Perhaps I’ve romanticized it with fond memories of a summer spent in Tuscany. Regardless, it’s the perfect summer starter and with melons in season, I was inspired to build a spread that went beyond just your classic marriage of cantaloupe and prosciutto. For the ultimate melon and prosciutto platter, I’ve incorporated melons that range in an assortment of textures and sweetness, like watermelon, honeydew, Galia melon, cantaloupe, and Canary melon. Italian cured hams also come in a wide range of flavors. Prosciutto San Daniele is sweeter and more delicate compared to it’s more savory and mature counterpart, Prosciutto di Parma. For me, Speck is most intense in flavor, with its rich, smoky quality. Spanish Jamón Serrano is made from an entirely different breed of pig and cured for a longer time than prosciutto, which makes it drier and more salty.
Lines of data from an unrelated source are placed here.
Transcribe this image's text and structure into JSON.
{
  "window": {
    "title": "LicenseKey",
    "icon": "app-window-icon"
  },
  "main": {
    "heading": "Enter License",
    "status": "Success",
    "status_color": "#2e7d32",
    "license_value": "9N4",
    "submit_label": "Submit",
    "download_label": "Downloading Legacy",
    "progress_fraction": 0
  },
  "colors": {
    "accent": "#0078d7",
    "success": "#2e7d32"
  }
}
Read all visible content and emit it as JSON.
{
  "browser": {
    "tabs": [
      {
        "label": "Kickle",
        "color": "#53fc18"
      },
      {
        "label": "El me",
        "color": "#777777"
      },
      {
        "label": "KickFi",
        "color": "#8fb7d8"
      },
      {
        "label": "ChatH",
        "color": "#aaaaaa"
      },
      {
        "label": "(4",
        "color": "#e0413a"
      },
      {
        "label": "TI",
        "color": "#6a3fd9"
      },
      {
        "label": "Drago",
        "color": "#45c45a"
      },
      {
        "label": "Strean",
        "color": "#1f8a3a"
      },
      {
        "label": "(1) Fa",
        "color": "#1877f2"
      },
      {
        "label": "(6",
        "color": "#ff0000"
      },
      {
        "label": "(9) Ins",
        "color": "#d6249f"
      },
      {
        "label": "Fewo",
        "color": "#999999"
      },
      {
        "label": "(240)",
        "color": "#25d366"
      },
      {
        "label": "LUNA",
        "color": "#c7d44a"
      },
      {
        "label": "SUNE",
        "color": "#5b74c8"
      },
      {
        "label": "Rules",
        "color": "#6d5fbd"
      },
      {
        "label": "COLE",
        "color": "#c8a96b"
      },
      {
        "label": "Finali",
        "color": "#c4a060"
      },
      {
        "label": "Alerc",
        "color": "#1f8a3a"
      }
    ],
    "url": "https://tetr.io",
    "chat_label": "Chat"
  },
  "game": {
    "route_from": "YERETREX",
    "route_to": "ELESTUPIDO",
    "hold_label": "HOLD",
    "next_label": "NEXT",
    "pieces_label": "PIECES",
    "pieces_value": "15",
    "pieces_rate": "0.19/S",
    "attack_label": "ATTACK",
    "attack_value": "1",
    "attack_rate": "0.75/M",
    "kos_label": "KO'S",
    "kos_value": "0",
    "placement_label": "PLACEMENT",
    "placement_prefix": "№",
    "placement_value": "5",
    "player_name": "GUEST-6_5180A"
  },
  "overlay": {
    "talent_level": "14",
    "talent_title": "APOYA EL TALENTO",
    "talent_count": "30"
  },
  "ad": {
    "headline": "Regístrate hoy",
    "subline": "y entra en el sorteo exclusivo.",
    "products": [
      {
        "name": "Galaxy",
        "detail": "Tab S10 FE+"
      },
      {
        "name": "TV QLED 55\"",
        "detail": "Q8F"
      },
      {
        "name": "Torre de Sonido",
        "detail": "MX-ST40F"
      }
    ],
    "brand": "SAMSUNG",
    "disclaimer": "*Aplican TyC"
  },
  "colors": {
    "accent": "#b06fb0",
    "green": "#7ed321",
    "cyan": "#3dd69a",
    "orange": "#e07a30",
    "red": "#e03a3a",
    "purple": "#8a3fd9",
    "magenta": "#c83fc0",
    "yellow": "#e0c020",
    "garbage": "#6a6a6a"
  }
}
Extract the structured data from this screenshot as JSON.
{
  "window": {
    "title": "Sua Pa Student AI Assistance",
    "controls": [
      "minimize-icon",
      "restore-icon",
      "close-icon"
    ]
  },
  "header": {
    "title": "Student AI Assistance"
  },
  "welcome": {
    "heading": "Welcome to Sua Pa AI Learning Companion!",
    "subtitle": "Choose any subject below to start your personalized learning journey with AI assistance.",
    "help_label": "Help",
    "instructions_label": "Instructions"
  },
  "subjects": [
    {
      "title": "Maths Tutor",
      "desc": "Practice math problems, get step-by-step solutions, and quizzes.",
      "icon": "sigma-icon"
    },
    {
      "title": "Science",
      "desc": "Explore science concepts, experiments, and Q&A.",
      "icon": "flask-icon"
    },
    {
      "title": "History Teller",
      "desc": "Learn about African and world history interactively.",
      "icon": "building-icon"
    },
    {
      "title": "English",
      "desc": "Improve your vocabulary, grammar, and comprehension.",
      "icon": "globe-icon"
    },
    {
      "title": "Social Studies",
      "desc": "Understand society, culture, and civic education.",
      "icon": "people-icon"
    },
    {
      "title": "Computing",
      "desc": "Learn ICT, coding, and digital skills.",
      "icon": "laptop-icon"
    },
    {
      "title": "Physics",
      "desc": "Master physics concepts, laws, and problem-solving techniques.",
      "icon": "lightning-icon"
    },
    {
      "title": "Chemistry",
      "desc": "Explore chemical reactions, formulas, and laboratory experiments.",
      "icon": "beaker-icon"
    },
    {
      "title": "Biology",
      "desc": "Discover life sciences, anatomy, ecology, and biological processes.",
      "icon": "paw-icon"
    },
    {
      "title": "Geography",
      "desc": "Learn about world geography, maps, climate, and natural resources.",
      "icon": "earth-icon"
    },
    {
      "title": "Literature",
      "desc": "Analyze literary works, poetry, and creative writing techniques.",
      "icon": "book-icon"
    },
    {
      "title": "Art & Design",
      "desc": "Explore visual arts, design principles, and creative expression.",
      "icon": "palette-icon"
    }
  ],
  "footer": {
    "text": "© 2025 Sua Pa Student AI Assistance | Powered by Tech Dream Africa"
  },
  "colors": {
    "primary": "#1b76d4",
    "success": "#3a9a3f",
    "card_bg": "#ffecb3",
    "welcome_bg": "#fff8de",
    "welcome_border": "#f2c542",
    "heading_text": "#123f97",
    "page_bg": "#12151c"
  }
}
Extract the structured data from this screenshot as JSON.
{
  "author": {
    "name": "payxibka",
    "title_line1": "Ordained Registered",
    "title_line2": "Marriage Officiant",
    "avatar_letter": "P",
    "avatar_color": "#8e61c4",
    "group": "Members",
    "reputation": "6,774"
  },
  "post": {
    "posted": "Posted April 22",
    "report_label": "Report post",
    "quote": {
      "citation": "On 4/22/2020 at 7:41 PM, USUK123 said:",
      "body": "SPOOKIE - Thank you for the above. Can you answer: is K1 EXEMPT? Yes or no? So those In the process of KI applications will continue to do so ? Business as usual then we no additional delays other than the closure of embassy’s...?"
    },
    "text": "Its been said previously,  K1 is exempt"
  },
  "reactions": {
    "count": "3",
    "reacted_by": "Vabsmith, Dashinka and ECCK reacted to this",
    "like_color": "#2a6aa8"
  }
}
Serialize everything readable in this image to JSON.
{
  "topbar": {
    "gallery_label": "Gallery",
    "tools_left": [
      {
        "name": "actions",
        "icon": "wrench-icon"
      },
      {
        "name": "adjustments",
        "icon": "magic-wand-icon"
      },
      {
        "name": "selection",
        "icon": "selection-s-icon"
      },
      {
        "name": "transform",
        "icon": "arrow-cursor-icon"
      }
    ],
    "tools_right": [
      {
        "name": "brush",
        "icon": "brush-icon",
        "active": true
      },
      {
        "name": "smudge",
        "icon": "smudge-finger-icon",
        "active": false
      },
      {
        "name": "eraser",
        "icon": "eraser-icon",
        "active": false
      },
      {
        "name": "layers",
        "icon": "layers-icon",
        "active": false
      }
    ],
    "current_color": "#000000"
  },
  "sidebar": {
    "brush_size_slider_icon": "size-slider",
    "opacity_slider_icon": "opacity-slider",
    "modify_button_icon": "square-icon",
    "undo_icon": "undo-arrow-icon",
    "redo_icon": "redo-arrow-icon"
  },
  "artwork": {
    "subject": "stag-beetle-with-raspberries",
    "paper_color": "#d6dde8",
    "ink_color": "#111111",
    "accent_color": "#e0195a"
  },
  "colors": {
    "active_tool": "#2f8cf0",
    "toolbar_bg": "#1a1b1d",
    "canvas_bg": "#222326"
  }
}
The fun is letting your guests experiment with the variety of potential combinations. Add burrata, mozzarella, basil, and a sprinkling of chopped pistachios and honestly, you’ve got yourself a party!
You can’t beat the smell of freshly baked muffins in the morning. Well, lucky me because that’s exactly what I woke up to last weekend. As some of you know, I’ve been dealing with some health issues recently; one of which being a possible food-related allergy. I’ve been following an elimination diet of sorts, and the last few weeks I’ve been without gluten (this makes my daily Cheeseboard addiction a bit more difficult). So naturally, when I first smelled those muffins, I just figured I’d have to skip them this time around. As it turns out, Audrey adapted her baking regimen to meet my dietary restrictions! And I’m so happy she did because these muffins are BANANAS . . . quite literally!! Oh, and I lied – the only thing better than the smell of freshly baked muffins in the morning is actually eating warm, chocolatey, freshly baked muffins along with a strong cup of black coffee.